Nutrisystem paid its call center sales associates a flat rate per sale of any Nutrisystem product regardless of price (there was also a wage option, but it rarely applied). The flat rate across products was based on whether the sales associate made the sale on an incoming or outgoing call and the time of day of the sale. The plaintiffs, with support from the Department of Labor, argued that a "commission" should be a percentage of sales price.
The Third Circuit held that Nutrisystem's pay system qualified as a "commission" and therefore complied with the FLSA. The Court affirmed the decision of the trial court granting summary judgment in favor of Nutrisystem.
Judge Cowen issued a dissent in which he argued that the Court should show a little deference to the ole' DOL. And Nutrisystem, "has not demonstrated that the flat-rate fees are proportionally related to the cost to the customer." And therefore, he would have reversed the trial court.

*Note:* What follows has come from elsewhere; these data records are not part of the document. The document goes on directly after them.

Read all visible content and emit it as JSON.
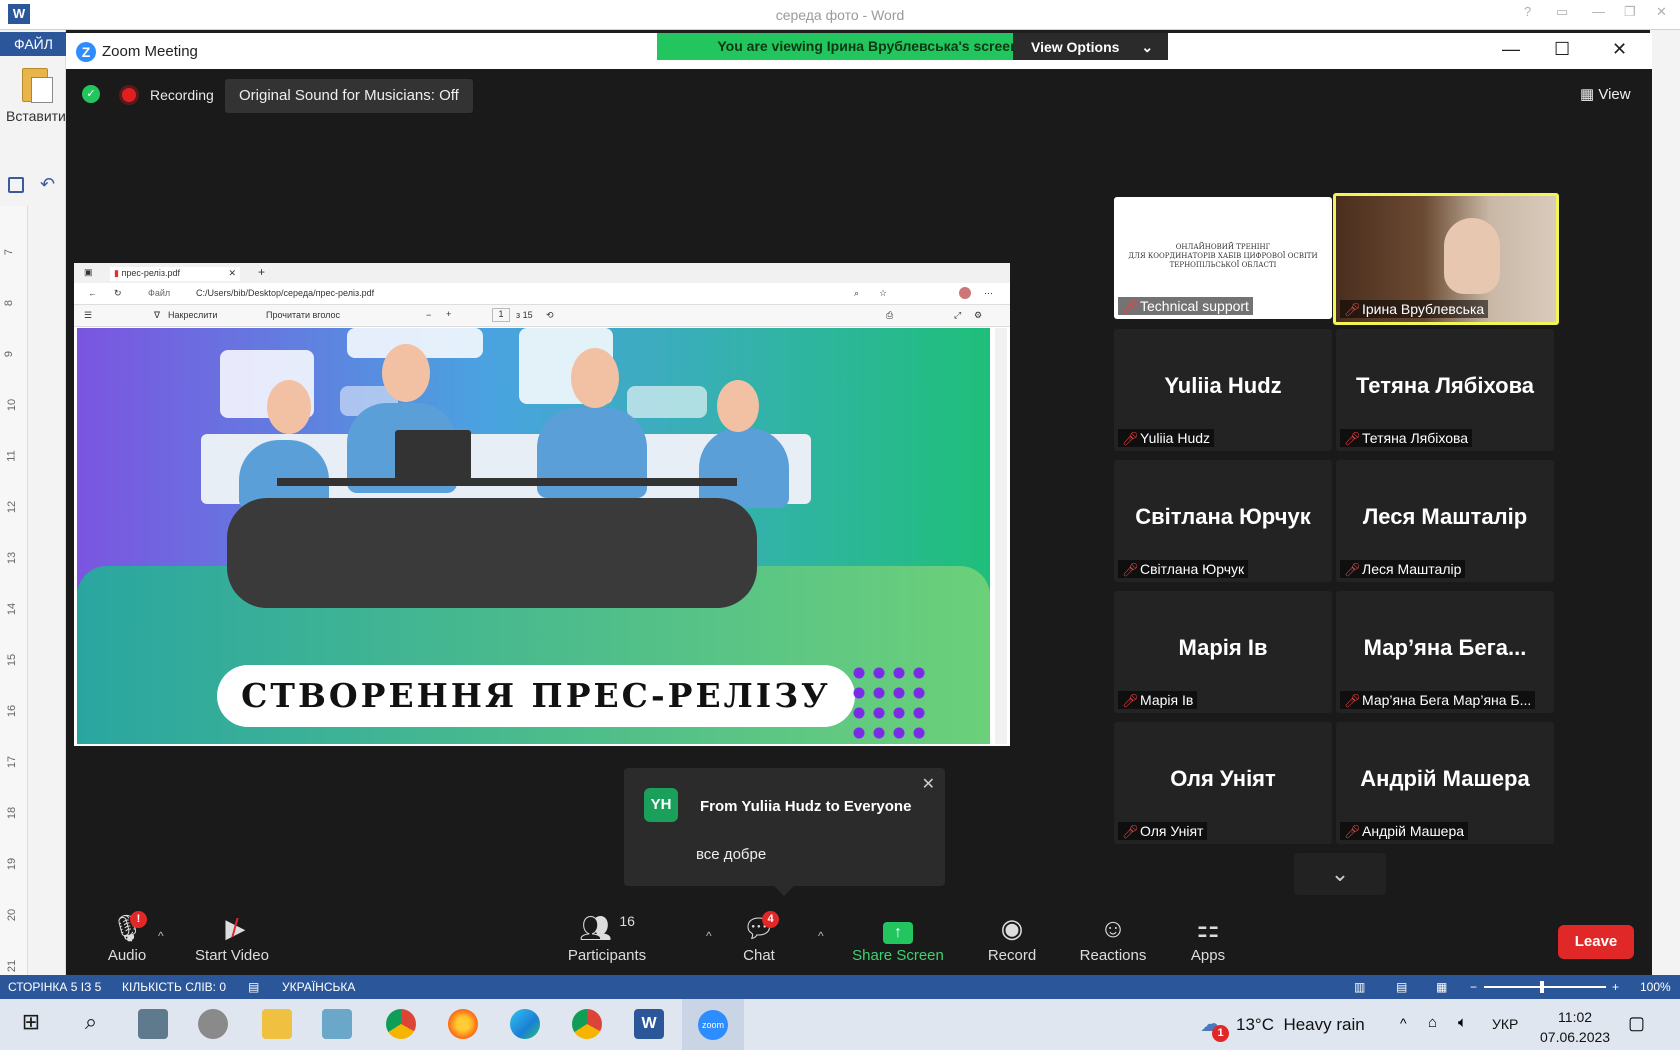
{
  "word": {
    "title": "середа фото - Word",
    "file_tab": "ФАЙЛ",
    "paste_label": "Вставити",
    "ruler_numbers": [
      "7",
      "8",
      "9",
      "10",
      "11",
      "12",
      "13",
      "14",
      "15",
      "16",
      "17",
      "18",
      "19",
      "20",
      "21"
    ],
    "status": {
      "page": "СТОРІНКА 5 ІЗ 5",
      "words": "КІЛЬКІСТЬ СЛІВ: 0",
      "language": "УКРАЇНСЬКА",
      "zoom": "100%"
    }
  },
  "zoom": {
    "title": "Zoom Meeting",
    "banner": "You are viewing Ірина Врублевська's screen",
    "view_options": "View Options",
    "recording": "Recording",
    "original_sound": "Original Sound for Musicians: Off",
    "view_label": "View",
    "shared_screen": {
      "tab_title": "прес-реліз.pdf",
      "address_prefix": "Файл",
      "address": "C:/Users/bib/Desktop/середа/прес-реліз.pdf",
      "draw_label": "Накреслити",
      "read_aloud": "Прочитати вголос",
      "page_num": "1",
      "page_total": "з 15",
      "slide_title": "СТВОРЕННЯ ПРЕС-РЕЛІЗУ"
    },
    "tech_tile": {
      "line1": "ОНЛАЙНОВИЙ ТРЕНІНГ",
      "line2": "ДЛЯ КООРДИНАТОРІВ ХАБІВ ЦИФРОВОЇ ОСВІТИ",
      "line3": "ТЕРНОПІЛЬСЬКОЇ ОБЛАСТІ",
      "label": "Technical support"
    },
    "iryna_tile": {
      "label": "Ірина Врублевська"
    },
    "participants": [
      {
        "big": "Yuliia Hudz",
        "label": "Yuliia Hudz"
      },
      {
        "big": "Тетяна Лябіхова",
        "label": "Тетяна Лябіхова"
      },
      {
        "big": "Світлана Юрчук",
        "label": "Світлана Юрчук"
      },
      {
        "big": "Леся Машталір",
        "label": "Леся Машталір"
      },
      {
        "big": "Марія Ів",
        "label": "Марія Ів"
      },
      {
        "big": "Мар’яна Бега...",
        "label": "Мар’яна Бега Мар’яна Б..."
      },
      {
        "big": "Оля Уніят",
        "label": "Оля Уніят"
      },
      {
        "big": "Андрій Машера",
        "label": "Андрій Машера"
      }
    ],
    "chat_popup": {
      "avatar": "YH",
      "from": "From Yuliia Hudz to Everyone",
      "message": "все добре"
    },
    "toolbar": {
      "audio": "Audio",
      "audio_badge": "!",
      "start_video": "Start Video",
      "participants": "Participants",
      "participants_count": "16",
      "chat": "Chat",
      "chat_badge": "4",
      "share_screen": "Share Screen",
      "record": "Record",
      "reactions": "Reactions",
      "apps": "Apps",
      "leave": "Leave"
    }
  },
  "taskbar": {
    "weather_temp": "13°C",
    "weather_desc": "Heavy rain",
    "weather_badge": "1",
    "language": "УКР",
    "time": "11:02",
    "date": "07.06.2023"
  },
  "colors": {
    "zoom_green": "#22c55e",
    "leave_red": "#e02828",
    "word_blue": "#2b579a",
    "active_speaker": "#f1f55a"
  }
}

In the Third Circuit, a compensation system does not need to be mathematically based on the final sales price to fall under the FLSA's commission exception. But, the Court did note the similar pricing of all of Nutrisystem's products at issue. And therefore, the compensation method was "sufficiently proportional to the cost to the consumer to qualify as commission." This suggests that there must be at least some level of proportionality, but exactly what level remains to be seen.
Posted by Philip Miles, an employment lawyer with McQuaide Blasko in State College, Pennsylvania.